When you repeat the records, keep every word exact and drop each picture.

**** Available data

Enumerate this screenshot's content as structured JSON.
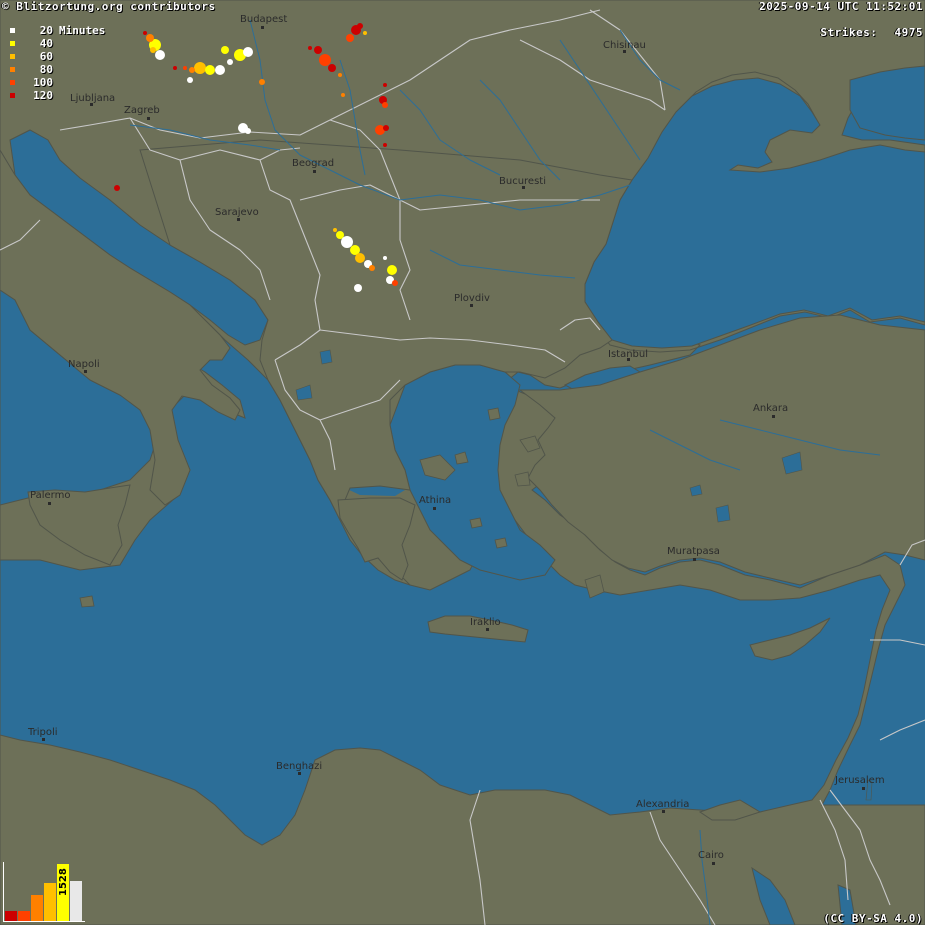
{
  "header": {
    "credit": "© Blitzortung.org contributors",
    "timestamp": "2025-09-14 UTC 11:52:01",
    "strikes_label": "Strikes:",
    "strikes_count": "4975"
  },
  "legend": {
    "items": [
      {
        "value": "20",
        "unit": "Minutes",
        "color": "#ffffff"
      },
      {
        "value": "40",
        "unit": "",
        "color": "#ffff00"
      },
      {
        "value": "60",
        "unit": "",
        "color": "#ffbf00"
      },
      {
        "value": "80",
        "unit": "",
        "color": "#ff8000"
      },
      {
        "value": "100",
        "unit": "",
        "color": "#ff4000"
      },
      {
        "value": "120",
        "unit": "",
        "color": "#cc0000"
      }
    ]
  },
  "cities": [
    {
      "name": "Budapest",
      "id": "budapest"
    },
    {
      "name": "Chisinau",
      "id": "chisinau"
    },
    {
      "name": "Ljubljana",
      "id": "ljubljana"
    },
    {
      "name": "Zagreb",
      "id": "zagreb"
    },
    {
      "name": "Beograd",
      "id": "beograd"
    },
    {
      "name": "Bucuresti",
      "id": "bucuresti"
    },
    {
      "name": "Sarajevo",
      "id": "sarajevo"
    },
    {
      "name": "Plovdiv",
      "id": "plovdiv"
    },
    {
      "name": "Istanbul",
      "id": "istanbul"
    },
    {
      "name": "Ankara",
      "id": "ankara"
    },
    {
      "name": "Napoli",
      "id": "napoli"
    },
    {
      "name": "Palermo",
      "id": "palermo"
    },
    {
      "name": "Athina",
      "id": "athina"
    },
    {
      "name": "Muratpasa",
      "id": "muratpasa"
    },
    {
      "name": "Iraklio",
      "id": "iraklio"
    },
    {
      "name": "Tripoli",
      "id": "tripoli"
    },
    {
      "name": "Benghazi",
      "id": "benghazi"
    },
    {
      "name": "Alexandria",
      "id": "alexandria"
    },
    {
      "name": "Cairo",
      "id": "cairo"
    },
    {
      "name": "Jerusalem",
      "id": "jerusalem"
    }
  ],
  "histogram": {
    "label": "1528",
    "colors": [
      "#cc0000",
      "#ff4000",
      "#ff8000",
      "#ffbf00",
      "#ffff00",
      "#e8e8e8"
    ],
    "values": [
      10,
      10,
      26,
      38,
      57,
      40
    ]
  },
  "footer": {
    "license": "(CC BY-SA 4.0)"
  },
  "colors": {
    "sea": "#2c6e98",
    "land": "#6d7058",
    "border": "#c8c8c8",
    "river": "#2c6e98"
  }
}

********

** Problem solution **
Enumerate this screenshot's content as structured JSON.
{
  "header": {
    "credit": "© Blitzortung.org contributors",
    "timestamp": "2025-09-14 UTC 11:52:01",
    "strikes_label": "Strikes:",
    "strikes_count": "4975"
  },
  "legend": {
    "items": [
      {
        "value": "20",
        "unit": "Minutes",
        "color": "#ffffff"
      },
      {
        "value": "40",
        "unit": "",
        "color": "#ffff00"
      },
      {
        "value": "60",
        "unit": "",
        "color": "#ffbf00"
      },
      {
        "value": "80",
        "unit": "",
        "color": "#ff8000"
      },
      {
        "value": "100",
        "unit": "",
        "color": "#ff4000"
      },
      {
        "value": "120",
        "unit": "",
        "color": "#cc0000"
      }
    ]
  },
  "cities": [
    {
      "name": "Budapest",
      "id": "budapest"
    },
    {
      "name": "Chisinau",
      "id": "chisinau"
    },
    {
      "name": "Ljubljana",
      "id": "ljubljana"
    },
    {
      "name": "Zagreb",
      "id": "zagreb"
    },
    {
      "name": "Beograd",
      "id": "beograd"
    },
    {
      "name": "Bucuresti",
      "id": "bucuresti"
    },
    {
      "name": "Sarajevo",
      "id": "sarajevo"
    },
    {
      "name": "Plovdiv",
      "id": "plovdiv"
    },
    {
      "name": "Istanbul",
      "id": "istanbul"
    },
    {
      "name": "Ankara",
      "id": "ankara"
    },
    {
      "name": "Napoli",
      "id": "napoli"
    },
    {
      "name": "Palermo",
      "id": "palermo"
    },
    {
      "name": "Athina",
      "id": "athina"
    },
    {
      "name": "Muratpasa",
      "id": "muratpasa"
    },
    {
      "name": "Iraklio",
      "id": "iraklio"
    },
    {
      "name": "Tripoli",
      "id": "tripoli"
    },
    {
      "name": "Benghazi",
      "id": "benghazi"
    },
    {
      "name": "Alexandria",
      "id": "alexandria"
    },
    {
      "name": "Cairo",
      "id": "cairo"
    },
    {
      "name": "Jerusalem",
      "id": "jerusalem"
    }
  ],
  "histogram": {
    "label": "1528",
    "colors": [
      "#cc0000",
      "#ff4000",
      "#ff8000",
      "#ffbf00",
      "#ffff00",
      "#e8e8e8"
    ],
    "values": [
      10,
      10,
      26,
      38,
      57,
      40
    ]
  },
  "footer": {
    "license": "(CC BY-SA 4.0)"
  },
  "colors": {
    "sea": "#2c6e98",
    "land": "#6d7058",
    "border": "#c8c8c8",
    "river": "#2c6e98"
  }
}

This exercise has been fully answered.